Extracted data:
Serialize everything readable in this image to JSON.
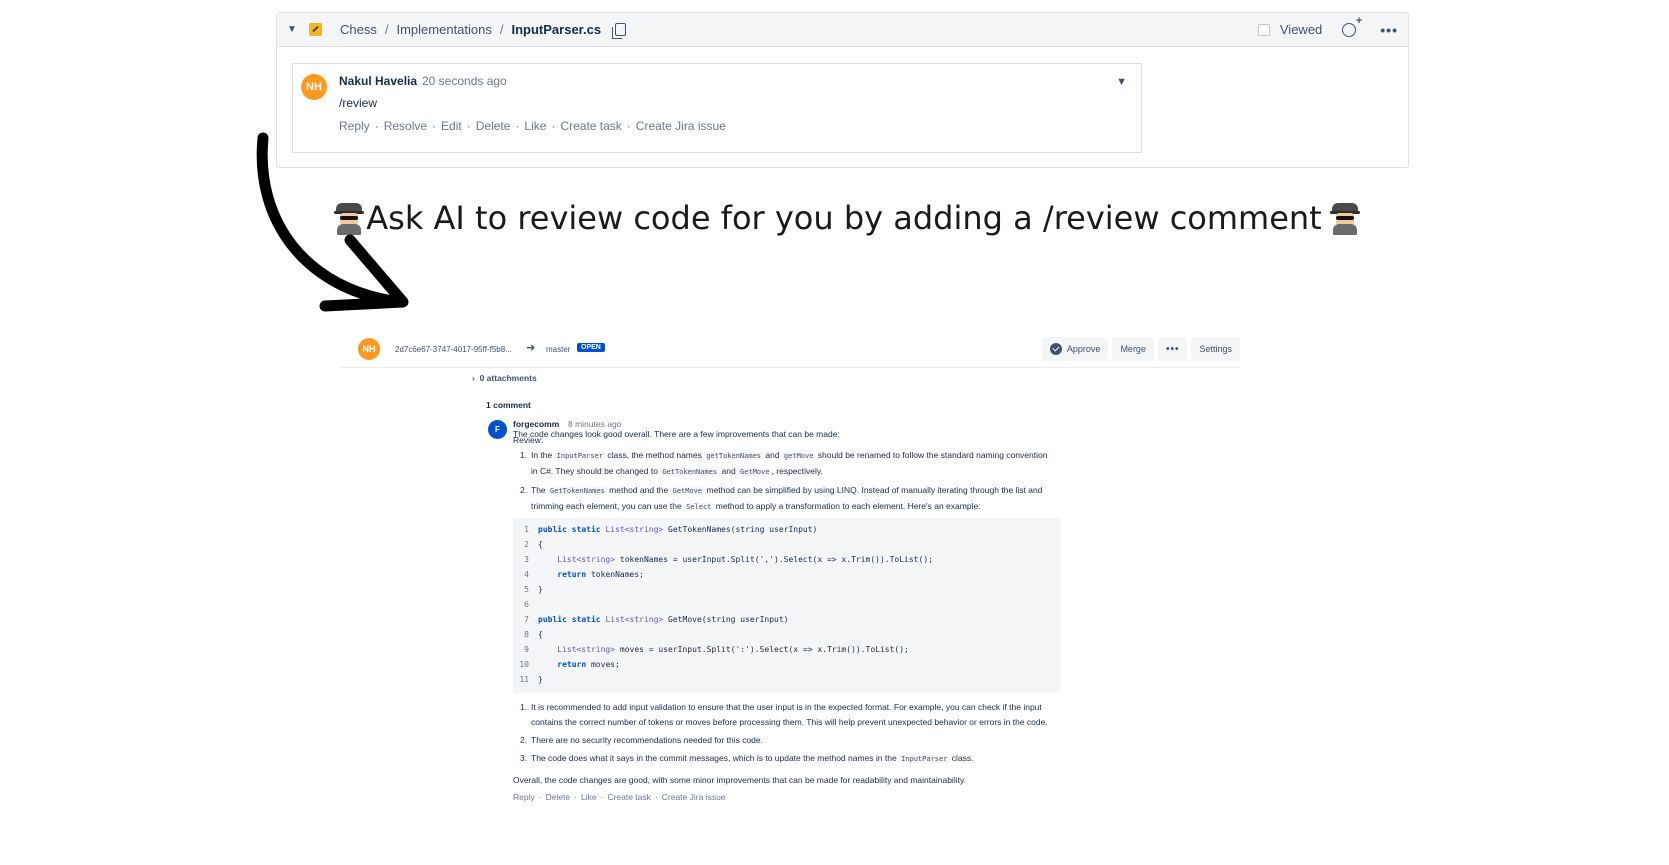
{
  "file_header": {
    "breadcrumb": [
      "Chess",
      "Implementations"
    ],
    "file_name": "InputParser.cs",
    "viewed_label": "Viewed"
  },
  "top_comment": {
    "avatar_initials": "NH",
    "author": "Nakul Havelia",
    "time": "20 seconds ago",
    "text": "/review",
    "actions": [
      "Reply",
      "Resolve",
      "Edit",
      "Delete",
      "Like",
      "Create task",
      "Create Jira issue"
    ]
  },
  "headline": "Ask AI to review code for you by adding a /review comment",
  "pr": {
    "avatar_initials": "NH",
    "source_branch": "2d7c6e67-3747-4017-95ff-f5b8...",
    "target_branch": "master",
    "status": "OPEN",
    "buttons": {
      "approve": "Approve",
      "merge": "Merge",
      "more": "•••",
      "settings": "Settings"
    },
    "attachments": "0 attachments",
    "comment_count": "1 comment"
  },
  "bot_comment": {
    "avatar_initials": "F",
    "author": "forgecomm",
    "time": "8 minutes ago",
    "review_label": "Review:",
    "intro": "The code changes look good overall. There are a few improvements that can be made:",
    "item1": {
      "num": "1.",
      "t1": "In the ",
      "c1": "InputParser",
      "t2": " class, the method names ",
      "c2": "getTokenNames",
      "t3": " and ",
      "c3": "getMove",
      "t4": " should be renamed to follow the standard naming convention",
      "t5": "in C#. They should be changed to ",
      "c4": "GetTokenNames",
      "t6": " and ",
      "c5": "GetMove",
      "t7": ", respectively."
    },
    "item2": {
      "num": "2.",
      "t1": "The ",
      "c1": "GetTokenNames",
      "t2": " method and the ",
      "c2": "GetMove",
      "t3": " method can be simplified by using LINQ. Instead of manually iterating through the list and",
      "t4": "trimming each element, you can use the ",
      "c3": "Select",
      "t5": " method to apply a transformation to each element. Here's an example:"
    },
    "code": [
      {
        "n": "1",
        "kw": "public static ",
        "ty": "List<string>",
        "rest": " GetTokenNames(string userInput)"
      },
      {
        "n": "2",
        "kw": "",
        "ty": "",
        "rest": "{"
      },
      {
        "n": "3",
        "kw": "    ",
        "ty": "List<string>",
        "rest": " tokenNames = userInput.Split(',').Select(x => x.Trim()).ToList();"
      },
      {
        "n": "4",
        "kw": "    return",
        "ty": "",
        "rest": " tokenNames;"
      },
      {
        "n": "5",
        "kw": "",
        "ty": "",
        "rest": "}"
      },
      {
        "n": "6",
        "kw": "",
        "ty": "",
        "rest": ""
      },
      {
        "n": "7",
        "kw": "public static ",
        "ty": "List<string>",
        "rest": " GetMove(string userInput)"
      },
      {
        "n": "8",
        "kw": "",
        "ty": "",
        "rest": "{"
      },
      {
        "n": "9",
        "kw": "    ",
        "ty": "List<string>",
        "rest": " moves = userInput.Split(':').Select(x => x.Trim()).ToList();"
      },
      {
        "n": "10",
        "kw": "    return",
        "ty": "",
        "rest": " moves;"
      },
      {
        "n": "11",
        "kw": "",
        "ty": "",
        "rest": "}"
      }
    ],
    "post1": {
      "num": "1.",
      "line1": "It is recommended to add input validation to ensure that the user input is in the expected format. For example, you can check if the input",
      "line2": "contains the correct number of tokens or moves before processing them. This will help prevent unexpected behavior or errors in the code."
    },
    "post2": {
      "num": "2.",
      "line1": "There are no security recommendations needed for this code."
    },
    "post3": {
      "num": "3.",
      "t1": "The code does what it says in the commit messages, which is to update the method names in the ",
      "c1": "InputParser",
      "t2": " class."
    },
    "outro": "Overall, the code changes are good, with some minor improvements that can be made for readability and maintainability.",
    "actions": [
      "Reply",
      "Delete",
      "Like",
      "Create task",
      "Create Jira issue"
    ]
  }
}
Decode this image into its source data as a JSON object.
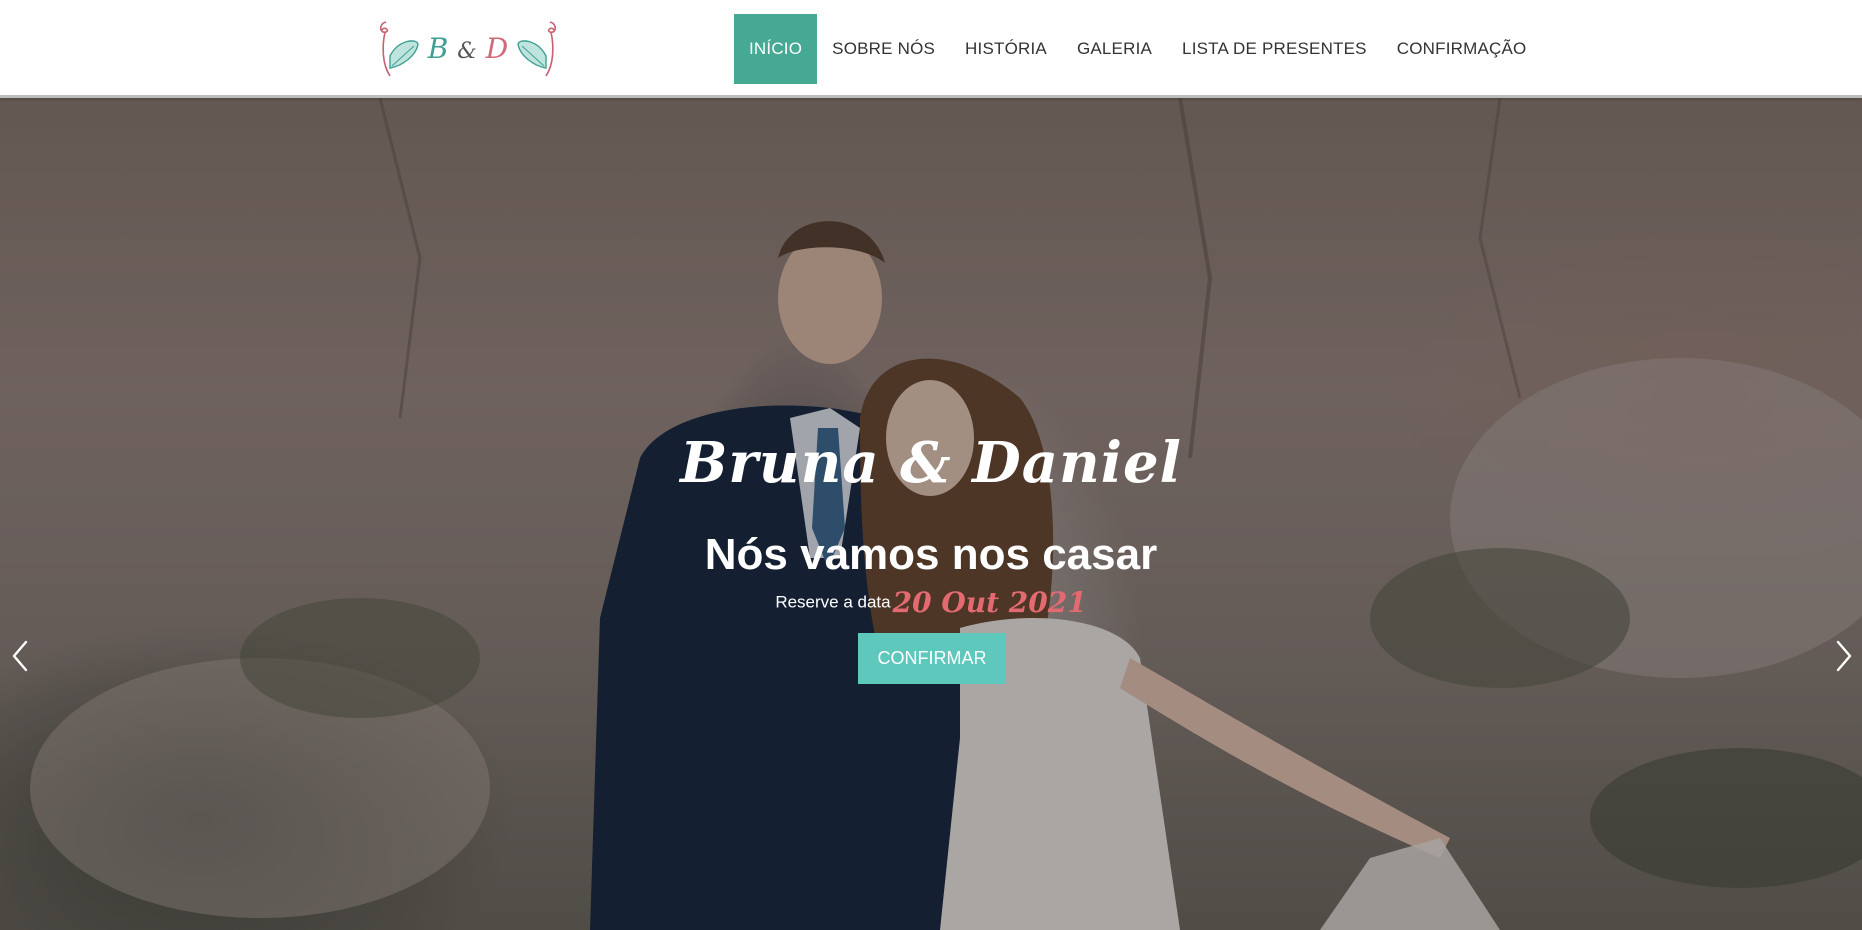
{
  "logo": {
    "first_initial": "B",
    "ampersand": "&",
    "second_initial": "D",
    "icon": "leaf-monogram-logo"
  },
  "nav": {
    "items": [
      {
        "label": "INÍCIO",
        "active": true
      },
      {
        "label": "SOBRE NÓS",
        "active": false
      },
      {
        "label": "HISTÓRIA",
        "active": false
      },
      {
        "label": "GALERIA",
        "active": false
      },
      {
        "label": "LISTA DE PRESENTES",
        "active": false
      },
      {
        "label": "CONFIRMAÇÃO",
        "active": false
      }
    ]
  },
  "hero": {
    "names": "Bruna & Daniel",
    "tagline": "Nós vamos nos casar",
    "save_date_label": "Reserve a data",
    "date": "20 Out 2021",
    "cta_label": "CONFIRMAR",
    "prev_icon": "chevron-left-icon",
    "next_icon": "chevron-right-icon"
  },
  "colors": {
    "accent": "#45a994",
    "cta": "#5ec8bd",
    "date": "#e46a72"
  }
}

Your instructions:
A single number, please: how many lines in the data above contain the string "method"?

Result for this exercise:
5